EU Parliament had been calling for a financial transaction tax (FTT) for nearly two years and, unsurprisingly, it has adopted last week the proposal drafted by the Commission. One of the arguments that prevailed in the debate that took place at the Parliament and resulted in the adoption of the financial transaction tax proposal was that “the FTT is an integral part of an exit from crisis. It will bring a fairer distribution of the weight of the crisis” (rapporteur Anni Podimata).
The EU follows therefore the general opinion prevailing in member States that increasing taxation is the best way out of the economic and debt crisis. This is neither very original nor very discerning, as we argued many times before (for example here, here and here).
The tax rates proposed by the Commission (0.1% for shares and bonds and 0.01% for derivatives) were considered suitable by the Parliament. Pension funds should be the only sector exempted from the tax. The adopted text adds to the Commission’s proposal an “issuance principle”, whereby financial institutions located outside the EU would also be obliged to pay the FTT if they trade securities originally issued within the EU. On the other hand, shares issued outside the EU but subsequently traded by at least one institution established within the EU would also be taxed.
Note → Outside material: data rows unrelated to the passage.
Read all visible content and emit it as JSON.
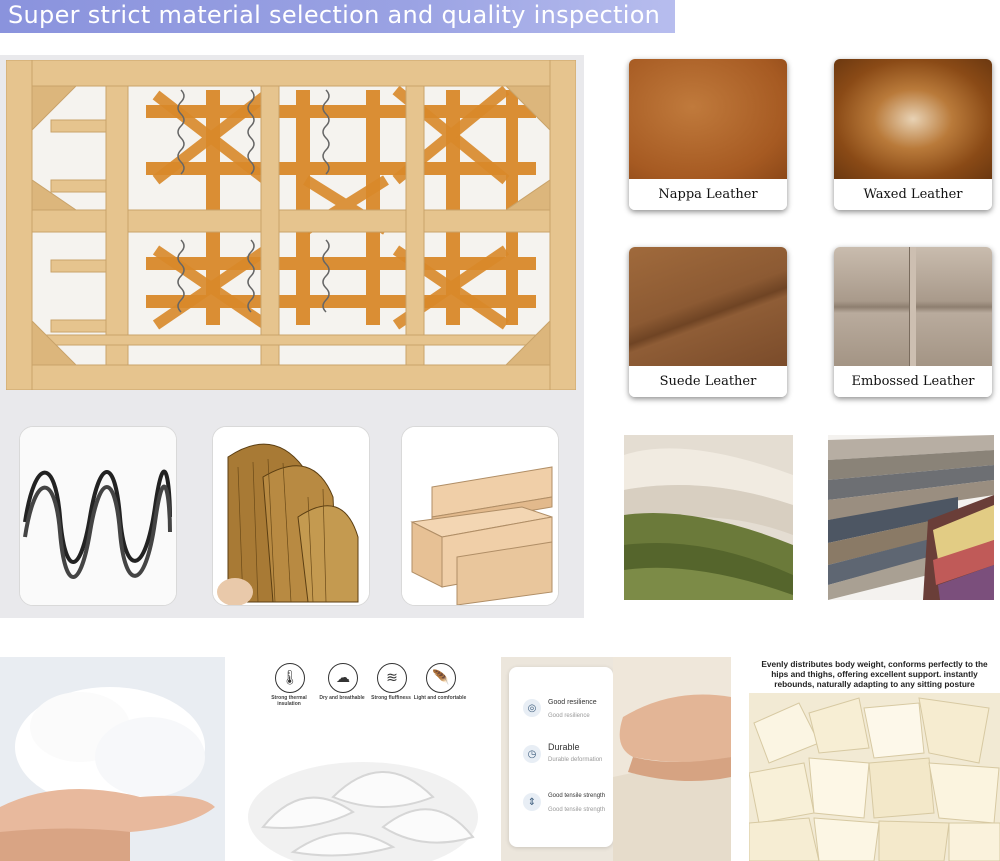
{
  "header": {
    "title": "Super strict material selection and quality inspection"
  },
  "leathers": [
    {
      "label": "Nappa Leather",
      "color": "#b0652a"
    },
    {
      "label": "Waxed Leather",
      "color": "#a85a1e"
    },
    {
      "label": "Suede Leather",
      "color": "#8c5a33"
    },
    {
      "label": "Embossed Leather",
      "color": "#b7a999"
    }
  ],
  "feather": {
    "icons": [
      {
        "icon": "thermometer-icon",
        "caption": "Strong thermal insulation"
      },
      {
        "icon": "breathable-icon",
        "caption": "Dry and breathable"
      },
      {
        "icon": "fluffiness-icon",
        "caption": "Strong fluffiness"
      },
      {
        "icon": "feather-icon",
        "caption": "Light and comfortable"
      }
    ]
  },
  "foam_specs": [
    {
      "icon": "resilience-icon",
      "title": "Good resilience",
      "sub": "Good resilience"
    },
    {
      "icon": "clock-icon",
      "title": "Durable",
      "sub": "Durable deformation"
    },
    {
      "icon": "strength-icon",
      "title": "Good tensile strength",
      "sub": "Good tensile strength"
    }
  ],
  "sponge_caption": "Evenly distributes body weight, conforms perfectly to the hips and thighs, offering excellent support. instantly rebounds, naturally adapting to any sitting posture",
  "colors": {
    "title_bar": "#8a93dd",
    "panel": "#e9e9ec",
    "pine_wood": "#e6c48e",
    "webbing": "#d9892a"
  }
}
Moreover, the text links payment of the FTT to the acquisition of legal ownership rights, meaning that a buyer of a security who would not pay the FTT, would not be legally certain of owning that security.
The deadline for Member States to adopt implementing laws is 31 December 2013. Entry into force of these laws is scheduled 31 December 2014. Anticipating some difficulties, the Parliament decided that the tax should go ahead even if only some Member States opt for it. According to the reporter Anni Podimata, the “FTT will not lead to relocation outside the EU because the cost of this is higher than paying the tax”. This remains to be seen.